──────── SUPPLIED RECORDS

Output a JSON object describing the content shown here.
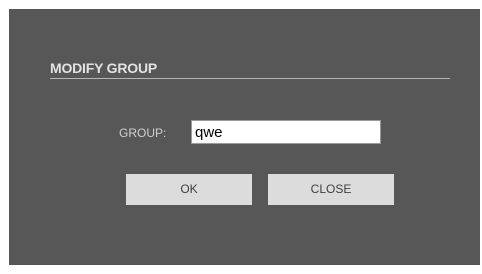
{
  "dialog": {
    "title": "MODIFY GROUP",
    "field_label": "GROUP:",
    "field_value": "qwe",
    "ok_label": "OK",
    "close_label": "CLOSE"
  },
  "colors": {
    "dialog_background": "#575757",
    "title_text": "#e2e2e2",
    "divider": "#b5b5b5",
    "button_background": "#dcdcdc",
    "button_text": "#404040"
  }
}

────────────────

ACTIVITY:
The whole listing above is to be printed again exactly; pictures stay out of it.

ANSWER TO THE EXERCISE:
Output a JSON object describing the content shown here.
{
  "dialog": {
    "title": "MODIFY GROUP",
    "field_label": "GROUP:",
    "field_value": "qwe",
    "ok_label": "OK",
    "close_label": "CLOSE"
  },
  "colors": {
    "dialog_background": "#575757",
    "title_text": "#e2e2e2",
    "divider": "#b5b5b5",
    "button_background": "#dcdcdc",
    "button_text": "#404040"
  }
}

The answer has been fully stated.